The Government have published an updated Return to Work Safely Protocol, extended the triggered redundancy protection period, and issued a Remote Working Checklist to assist employers in their health and safety obligations to employees working from home. We also outline the benefits of digitising HR records.
Labor & Employment
In the latest expansion of California’s family and medical leave law, effective January 1, 2021, employers with five or more employees will be required to provide unpaid family and medical leave to qualifying employees. The new law, SB 1383, also allows employees to take protected leave to care for an expanded set of family members under circumstances beyond what the earlier version of the law provided.
As the COVID-19 pandemic continues across the country, this new law will be particularly impactful as California employees may increasingly seek leave to care for themselves and their family members. Read more…
Video: NY Travel Advisory Changes, CA’s COVID-19 Exposure Notice, Executive Order Reversals – Employment Law This Week
As featured in #WorkforceWednesday: This episode looks at how workplace guidance is changing as COVID-19 surges and the executive orders most likely to be reversed by the new administration.
Just one week after ordering new business restrictions to combat the recent surge of COVID-19, Governor Larry Hogan announced further mitigation measures in Maryland that will dial back business operations.
On November 17, 2020, Governor Hogan issued Executive Order 20-11-17-01, which amends and restates Executive Order 20-11-10-01 (which we previously summarized here). The amended order goes into effect at 5:00 p.m. on Friday, November 20, 2020.
Michigan recently announced two COVID-19 developments that will impact employers and their workplaces. Most recently, the Michigan Department of Health and Human Services (MDHHS) issued new restrictions for business operations in the state that are set to take effect on November 18 and last through December 8, 2020 (the “Three Week Pause Order”). The Three Week Pause Order followed an announcement late last week by the Michigan Occupational Safety and Health Administration (MIOSHA) of a State Emphasis Program (SEP) focused on in-door activities and venues, including office settings. The Three Week Pause Order and SEP announcements also include an important reminder to employers of the potential liabilities and penalties if they violate the State’s COVID-19 safety requirements.
As you may be aware, on Saturday 31st October 2020 the UK government announced that, in light of the new lockdown being introduced in England, the furlough scheme is being extended for a further month and will now end in December 2020. This means that the Job Support Scheme previously announced will be postponed and come into effect once the extended furlough ends.

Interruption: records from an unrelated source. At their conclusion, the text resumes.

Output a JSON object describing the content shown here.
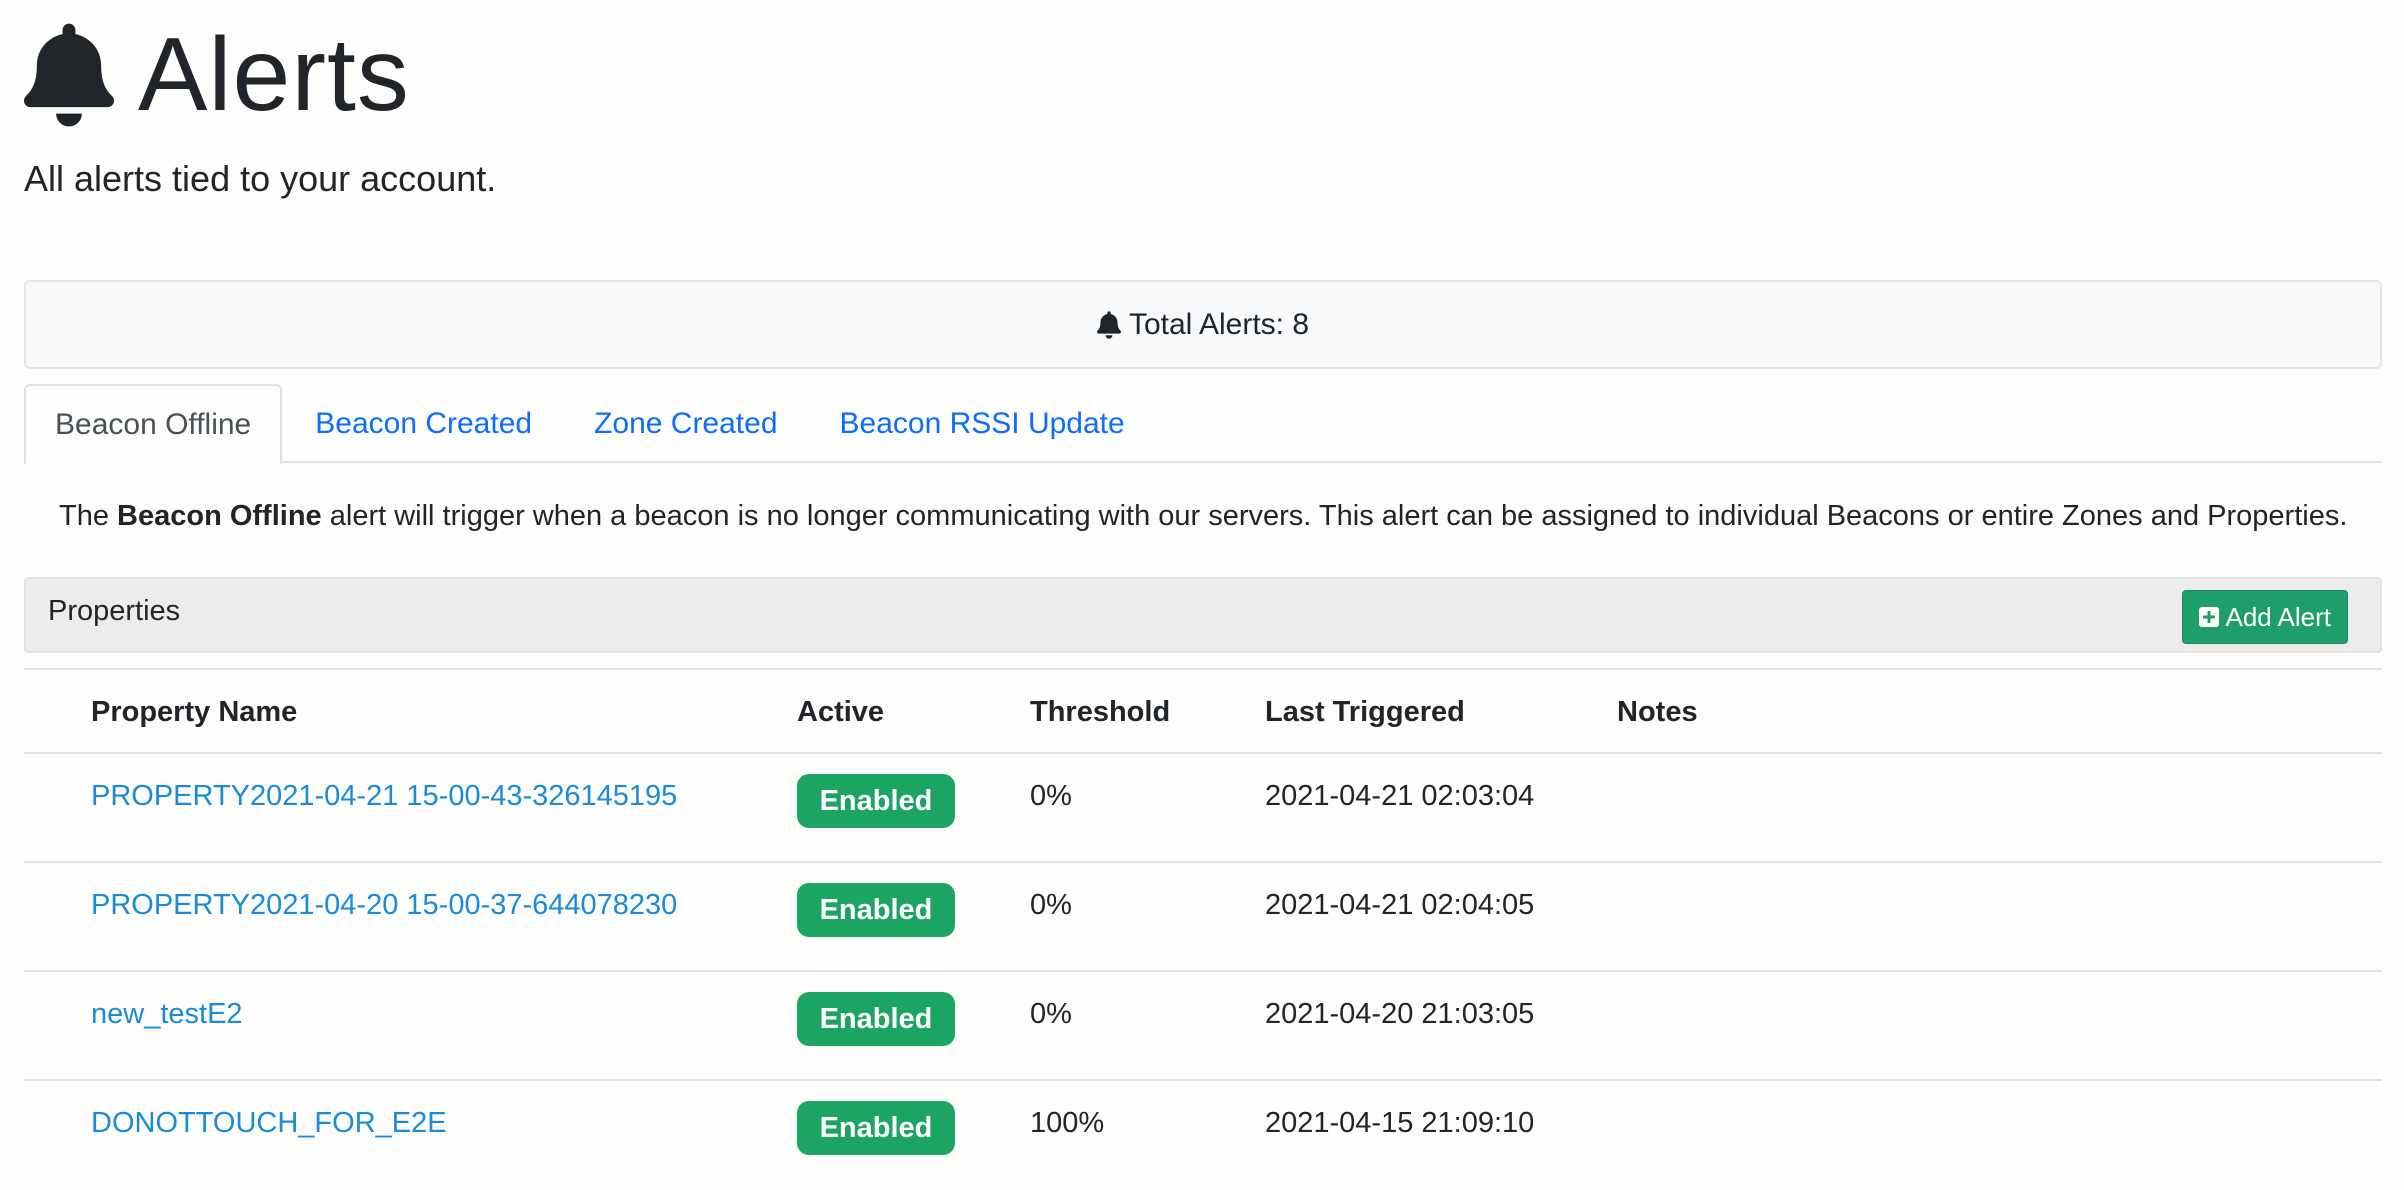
{
  "header": {
    "title": "Alerts",
    "subtitle": "All alerts tied to your account."
  },
  "summary": {
    "total_label": "Total Alerts: 8"
  },
  "tabs": [
    {
      "label": "Beacon Offline",
      "active": true
    },
    {
      "label": "Beacon Created",
      "active": false
    },
    {
      "label": "Zone Created",
      "active": false
    },
    {
      "label": "Beacon RSSI Update",
      "active": false
    }
  ],
  "description": {
    "prefix": "The ",
    "bold": "Beacon Offline",
    "suffix": " alert will trigger when a beacon is no longer communicating with our servers. This alert can be assigned to individual Beacons or entire Zones and Properties."
  },
  "properties_card": {
    "title": "Properties",
    "add_button_label": "Add Alert"
  },
  "table": {
    "columns": [
      "Property Name",
      "Active",
      "Threshold",
      "Last Triggered",
      "Notes"
    ],
    "rows": [
      {
        "name": "PROPERTY2021-04-21 15-00-43-326145195",
        "active": "Enabled",
        "threshold": "0%",
        "last_triggered": "2021-04-21 02:03:04",
        "notes": ""
      },
      {
        "name": "PROPERTY2021-04-20 15-00-37-644078230",
        "active": "Enabled",
        "threshold": "0%",
        "last_triggered": "2021-04-21 02:04:05",
        "notes": ""
      },
      {
        "name": "new_testE2",
        "active": "Enabled",
        "threshold": "0%",
        "last_triggered": "2021-04-20 21:03:05",
        "notes": ""
      },
      {
        "name": "DONOTTOUCH_FOR_E2E",
        "active": "Enabled",
        "threshold": "100%",
        "last_triggered": "2021-04-15 21:09:10",
        "notes": ""
      }
    ]
  },
  "colors": {
    "link": "#1a8bd6",
    "tab_link": "#0d6efd",
    "success_badge": "#1ba462",
    "add_button": "#1e9e6a"
  },
  "icons": {
    "title_icon": "bell-icon",
    "total_icon": "bell-icon",
    "add_icon": "plus-square-icon"
  }
}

Video: Pandemic’s Impact on Women and Caregivers: A Wake-Up Call for Employers – Employment Law This Week
As featured in #WorkforceWednesday: Employers fear that the COVID-19 pandemic could undo recent progress towards workforce equity, with women and caregivers leaving the workforce in droves. Flexible time off, remote work policies, and employee benefits, like on-site child care, are just a few options employers can deploy to retain female talent. Learn more about the legal issues.

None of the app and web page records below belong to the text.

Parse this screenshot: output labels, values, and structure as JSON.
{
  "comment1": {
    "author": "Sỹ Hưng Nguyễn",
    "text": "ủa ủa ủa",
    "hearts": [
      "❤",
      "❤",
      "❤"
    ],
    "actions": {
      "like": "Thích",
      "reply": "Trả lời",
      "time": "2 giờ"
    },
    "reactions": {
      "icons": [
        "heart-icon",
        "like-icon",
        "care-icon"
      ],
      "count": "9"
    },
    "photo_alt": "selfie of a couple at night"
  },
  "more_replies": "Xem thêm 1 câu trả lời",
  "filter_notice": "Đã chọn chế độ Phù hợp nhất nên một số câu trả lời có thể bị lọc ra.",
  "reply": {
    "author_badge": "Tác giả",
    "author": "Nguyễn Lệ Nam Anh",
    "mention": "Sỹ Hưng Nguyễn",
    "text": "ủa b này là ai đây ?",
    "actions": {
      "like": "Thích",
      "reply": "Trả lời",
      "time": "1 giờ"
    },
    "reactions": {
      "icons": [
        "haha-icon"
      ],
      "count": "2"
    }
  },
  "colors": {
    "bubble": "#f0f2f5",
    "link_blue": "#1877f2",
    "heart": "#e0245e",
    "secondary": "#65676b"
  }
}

As the COVID-19 pandemic continues to affect workplaces throughout the world, employers are considering new ways to ensure a safe workplace when employees return to the office. Outside the US, employers must balance their duty of care to protect the health and safety of all their employees with safeguarding employees’ privacy and complying with data protection regulations. Many employers already have analyzed whether they may require or request employees to (i) submit to COVID-19 testing at the workplace, (ii) certify certain health information regarding exposure to COVID-19 and (iii) wear a face covering in the workplace. Another relatively recent development employers outside the US may wish to consider is whether they may require or request employees to download a COVID-19 contact tracing application to their smartphones to track employees’ movements and contacts to enable employers to alert employees if they have been exposed to a co-worker with COVID-19.

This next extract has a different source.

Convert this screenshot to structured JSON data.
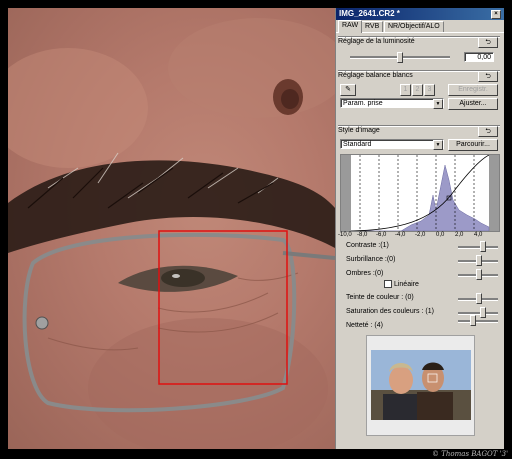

As COVID-19 cases once again surge across the country, Washington, D.C. employers must remember to provide both paid and unpaid leave under the new District of Columbia Coronavirus Support Temporary Amendment Act of 2020 (D.C. Law 23-130) (the “Act”). Although passed in July 2020, the Act formally became effective on October 9, 2020 and will remain in effect through the end of the declared COVID-19 public health emergency—currently December 31, 2021. The law repeals the emergency laws that we previously blogged about, but carries over the additional obligations to provide employees with paid and unpaid leave for COVID-19-related reasons. We have summarized both provisions below.
The government recently announced a new Job Support Scheme to take effect on 1st November 2020. Originally announced at the end of September, it was extended to support businesses required to close and, as of last week, has been updated to reduce the costs to employers.
The new scheme will have two strands. The first is a general scheme, known as the Job Support Scheme Open (JSS Open) which will provide support to pay the wages of employees who are working reduced hours.